Problem requirements:
Find the word "this" in the material below and gather every line that contains it.

Extracted material START

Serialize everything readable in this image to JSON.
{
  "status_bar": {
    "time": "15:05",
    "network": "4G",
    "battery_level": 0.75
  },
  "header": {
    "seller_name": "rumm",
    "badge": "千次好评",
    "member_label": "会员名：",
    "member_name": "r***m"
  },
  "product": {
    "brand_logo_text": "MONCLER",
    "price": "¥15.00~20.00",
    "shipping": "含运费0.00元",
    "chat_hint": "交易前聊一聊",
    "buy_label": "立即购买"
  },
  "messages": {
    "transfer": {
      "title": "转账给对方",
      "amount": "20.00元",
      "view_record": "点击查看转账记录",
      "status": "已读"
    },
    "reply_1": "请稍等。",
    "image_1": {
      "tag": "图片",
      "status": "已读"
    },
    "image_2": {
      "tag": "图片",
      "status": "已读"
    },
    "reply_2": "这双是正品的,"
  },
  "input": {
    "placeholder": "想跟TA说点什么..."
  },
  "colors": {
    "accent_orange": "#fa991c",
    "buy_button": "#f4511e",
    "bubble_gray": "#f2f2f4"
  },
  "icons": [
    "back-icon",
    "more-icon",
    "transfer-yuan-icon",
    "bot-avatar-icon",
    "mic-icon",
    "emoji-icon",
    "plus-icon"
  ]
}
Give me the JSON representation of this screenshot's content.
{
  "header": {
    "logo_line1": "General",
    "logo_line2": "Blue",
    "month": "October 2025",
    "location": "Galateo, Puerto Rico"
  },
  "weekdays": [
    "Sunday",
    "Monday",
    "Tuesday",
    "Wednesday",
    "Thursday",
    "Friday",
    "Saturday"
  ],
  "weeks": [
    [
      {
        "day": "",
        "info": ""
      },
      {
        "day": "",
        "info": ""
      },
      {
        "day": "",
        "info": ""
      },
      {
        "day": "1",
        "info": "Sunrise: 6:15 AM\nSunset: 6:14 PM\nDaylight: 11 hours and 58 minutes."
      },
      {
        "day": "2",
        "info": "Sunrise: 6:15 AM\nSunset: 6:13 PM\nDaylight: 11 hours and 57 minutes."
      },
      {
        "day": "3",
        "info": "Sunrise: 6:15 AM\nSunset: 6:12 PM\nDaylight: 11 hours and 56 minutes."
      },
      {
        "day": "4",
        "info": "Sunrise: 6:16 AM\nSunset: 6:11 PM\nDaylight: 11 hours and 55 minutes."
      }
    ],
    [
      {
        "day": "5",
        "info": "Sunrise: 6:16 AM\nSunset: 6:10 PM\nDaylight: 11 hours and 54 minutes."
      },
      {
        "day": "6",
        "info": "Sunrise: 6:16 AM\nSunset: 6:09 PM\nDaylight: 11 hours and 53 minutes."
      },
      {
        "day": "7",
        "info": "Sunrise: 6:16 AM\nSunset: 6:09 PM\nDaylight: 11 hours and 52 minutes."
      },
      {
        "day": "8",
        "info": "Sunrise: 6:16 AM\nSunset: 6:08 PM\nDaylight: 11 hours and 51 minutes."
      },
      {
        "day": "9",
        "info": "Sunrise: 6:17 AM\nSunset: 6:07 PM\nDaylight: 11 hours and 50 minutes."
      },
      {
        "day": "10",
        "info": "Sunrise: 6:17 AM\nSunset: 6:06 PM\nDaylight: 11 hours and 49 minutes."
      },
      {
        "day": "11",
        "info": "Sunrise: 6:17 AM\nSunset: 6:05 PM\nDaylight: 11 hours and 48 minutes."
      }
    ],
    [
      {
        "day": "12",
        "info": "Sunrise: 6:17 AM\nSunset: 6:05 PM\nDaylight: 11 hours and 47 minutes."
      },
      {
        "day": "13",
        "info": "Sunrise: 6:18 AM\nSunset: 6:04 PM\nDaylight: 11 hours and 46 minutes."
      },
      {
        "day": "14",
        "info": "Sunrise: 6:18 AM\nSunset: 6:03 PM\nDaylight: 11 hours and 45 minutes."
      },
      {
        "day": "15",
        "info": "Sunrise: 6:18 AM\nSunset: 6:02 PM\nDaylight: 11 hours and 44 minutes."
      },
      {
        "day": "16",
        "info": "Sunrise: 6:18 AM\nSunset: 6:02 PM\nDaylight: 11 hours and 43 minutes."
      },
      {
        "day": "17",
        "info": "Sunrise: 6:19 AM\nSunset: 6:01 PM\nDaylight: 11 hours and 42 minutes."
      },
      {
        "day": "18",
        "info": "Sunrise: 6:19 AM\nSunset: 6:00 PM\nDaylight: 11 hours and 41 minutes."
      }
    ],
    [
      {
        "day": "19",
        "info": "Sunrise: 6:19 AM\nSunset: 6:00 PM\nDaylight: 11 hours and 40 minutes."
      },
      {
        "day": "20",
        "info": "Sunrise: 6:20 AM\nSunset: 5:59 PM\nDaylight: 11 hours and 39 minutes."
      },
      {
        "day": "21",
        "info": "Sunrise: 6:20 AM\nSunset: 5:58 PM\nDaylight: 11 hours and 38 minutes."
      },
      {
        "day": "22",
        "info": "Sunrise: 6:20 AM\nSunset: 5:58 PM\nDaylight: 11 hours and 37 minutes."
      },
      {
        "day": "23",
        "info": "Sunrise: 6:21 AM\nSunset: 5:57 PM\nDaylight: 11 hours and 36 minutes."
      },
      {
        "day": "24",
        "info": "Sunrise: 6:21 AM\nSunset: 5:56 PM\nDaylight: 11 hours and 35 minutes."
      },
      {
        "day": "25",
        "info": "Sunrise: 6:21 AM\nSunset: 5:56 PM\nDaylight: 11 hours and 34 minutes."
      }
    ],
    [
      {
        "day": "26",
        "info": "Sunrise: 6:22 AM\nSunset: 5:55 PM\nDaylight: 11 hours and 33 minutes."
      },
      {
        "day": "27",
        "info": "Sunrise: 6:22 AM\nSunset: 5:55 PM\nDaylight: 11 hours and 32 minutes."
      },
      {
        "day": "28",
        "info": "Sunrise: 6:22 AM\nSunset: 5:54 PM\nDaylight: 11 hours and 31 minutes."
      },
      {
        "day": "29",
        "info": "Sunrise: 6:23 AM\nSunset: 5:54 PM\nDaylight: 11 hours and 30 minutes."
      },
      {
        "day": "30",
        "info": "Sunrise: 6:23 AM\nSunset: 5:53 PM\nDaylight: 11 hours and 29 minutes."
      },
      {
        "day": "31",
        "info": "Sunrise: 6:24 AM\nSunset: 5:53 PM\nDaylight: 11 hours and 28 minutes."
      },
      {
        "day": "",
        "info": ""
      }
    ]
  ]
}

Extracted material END

Task response:
Serialize everything readable in this image to JSON.
Give me the JSON representation of this screenshot's content.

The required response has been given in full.